The dedication of the Martin Luther King, Jr., memorial will take place this Sunday, October 16. One of the women in attendence will be Edith Lee-Payne.
You might recognize her. Photographer Rowland Scherman snapped a photo of Edith, then a 12-year-old girl with her mother, holding a banner at the March on Washington.
But although the photograph was taken in 1963, Ms. Lee-Payne did not know about the image until 2008. With the help of a librarian and an archivist, she was able to locate the photograph of herself at the march.
Here, in her own words, is her story of attending the march on August 28 and finding her record in the National Archives more than 40 years later.
Washington, DC, was home for my mother before settling in Detroit, Michigan. After Dr. King led a march in Detroit on June 23, 1963, my mother scheduled our vacation to attend the March on Washington on August 28, 1963, which also happened to be my twelfth birthday.
I lived the dream Dr. King spoke of. My neighborhood was integrated. We attended the same schools and sometimes shared … [ Read all ]
This coming Sunday is the dedication of the new Martin Luther King, Jr., National Memorial on the National Mall. It’s also the 48th anniversary of the March on Washington, when King gave his famous “I Have a Dream” speech to the assembled thousands.
As I looked at the program from the day and then at some group photographs, I started to wonder about the other men who were part of the events. I picked a name from the group—A. Philip Randolph—and searched our Online Public Access engine. I quickly realized I knew nothing of a man who had been active in civil rights and labor for a long time before August 28, 1963.
Mary Graves Reyneau painted Randolph’s portrait as part of a series called “Portraits of Outstanding Americans of Negro Origin,” commissioned by the Harmon Foundation. The original 22 portraits were exhibited at the Smithsonian and later around the country. The depiction of Randolph was displayed in the company of portraits of Mary McLeod Bethune, Thurgood Marshall, and W.E.B. DuBois two decades before the March on Washington.
Randolph was an influential man who had organized the Brotherhood of Sleeping Car Porters in 1925. The Pullman Company began to negotiate with the unionized porters in 1935, but it was … [ Read all ]
Posted by Hilary on August 22, 2011, under - Civil Rights, - World War II.
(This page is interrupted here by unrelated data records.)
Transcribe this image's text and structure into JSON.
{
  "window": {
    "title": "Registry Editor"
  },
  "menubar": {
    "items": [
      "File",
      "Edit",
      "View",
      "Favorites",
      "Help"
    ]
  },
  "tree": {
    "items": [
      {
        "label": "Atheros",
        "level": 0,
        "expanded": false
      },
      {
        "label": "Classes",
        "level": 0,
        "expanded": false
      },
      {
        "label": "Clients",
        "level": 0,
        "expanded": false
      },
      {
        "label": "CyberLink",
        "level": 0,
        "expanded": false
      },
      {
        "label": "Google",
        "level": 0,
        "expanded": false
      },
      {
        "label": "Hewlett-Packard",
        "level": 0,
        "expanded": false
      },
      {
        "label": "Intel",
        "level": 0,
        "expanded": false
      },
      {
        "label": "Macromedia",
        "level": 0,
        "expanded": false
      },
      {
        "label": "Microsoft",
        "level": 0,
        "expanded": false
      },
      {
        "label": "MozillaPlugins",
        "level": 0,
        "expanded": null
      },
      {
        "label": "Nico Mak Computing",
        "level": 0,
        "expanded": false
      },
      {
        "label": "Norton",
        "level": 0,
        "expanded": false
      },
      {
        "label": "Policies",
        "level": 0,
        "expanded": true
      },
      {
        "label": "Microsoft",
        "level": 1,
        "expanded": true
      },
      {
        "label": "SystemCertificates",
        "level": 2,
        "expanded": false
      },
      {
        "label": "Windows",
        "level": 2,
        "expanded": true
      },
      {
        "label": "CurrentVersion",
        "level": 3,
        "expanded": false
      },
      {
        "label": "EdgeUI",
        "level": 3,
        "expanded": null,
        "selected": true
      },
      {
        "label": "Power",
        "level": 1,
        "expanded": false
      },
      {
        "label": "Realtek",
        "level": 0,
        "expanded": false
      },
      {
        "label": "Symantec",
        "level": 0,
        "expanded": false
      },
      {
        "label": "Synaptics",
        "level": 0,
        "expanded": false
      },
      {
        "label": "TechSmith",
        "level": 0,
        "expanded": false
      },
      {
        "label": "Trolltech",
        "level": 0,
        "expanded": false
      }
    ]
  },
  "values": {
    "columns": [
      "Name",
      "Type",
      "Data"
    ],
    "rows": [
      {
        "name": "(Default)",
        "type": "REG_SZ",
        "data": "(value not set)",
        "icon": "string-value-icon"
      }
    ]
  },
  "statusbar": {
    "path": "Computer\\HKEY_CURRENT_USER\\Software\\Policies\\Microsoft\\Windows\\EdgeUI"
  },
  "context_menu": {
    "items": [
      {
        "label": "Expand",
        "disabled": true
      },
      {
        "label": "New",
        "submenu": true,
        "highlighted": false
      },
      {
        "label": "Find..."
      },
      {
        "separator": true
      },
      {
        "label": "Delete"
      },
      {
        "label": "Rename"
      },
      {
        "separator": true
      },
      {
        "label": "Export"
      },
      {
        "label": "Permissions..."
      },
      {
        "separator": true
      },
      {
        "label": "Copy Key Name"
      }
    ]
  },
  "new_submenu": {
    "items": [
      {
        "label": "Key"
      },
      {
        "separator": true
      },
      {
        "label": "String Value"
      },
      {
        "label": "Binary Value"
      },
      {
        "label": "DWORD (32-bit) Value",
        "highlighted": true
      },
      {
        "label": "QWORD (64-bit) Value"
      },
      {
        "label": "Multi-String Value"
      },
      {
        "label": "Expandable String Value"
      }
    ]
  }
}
Tags: "I Have a Dream", 1963, A. Philip Randolph, August 28, Brotherhood of Sleeping Car Porters, March on Washington, Martin Luther King Jr. National Memorial, Mary McLeod Bethune, Medal of Freedom, National Mall, President Johnson, Pullman Company, segregation, Thurgood Marshall, W.E.B. DuBois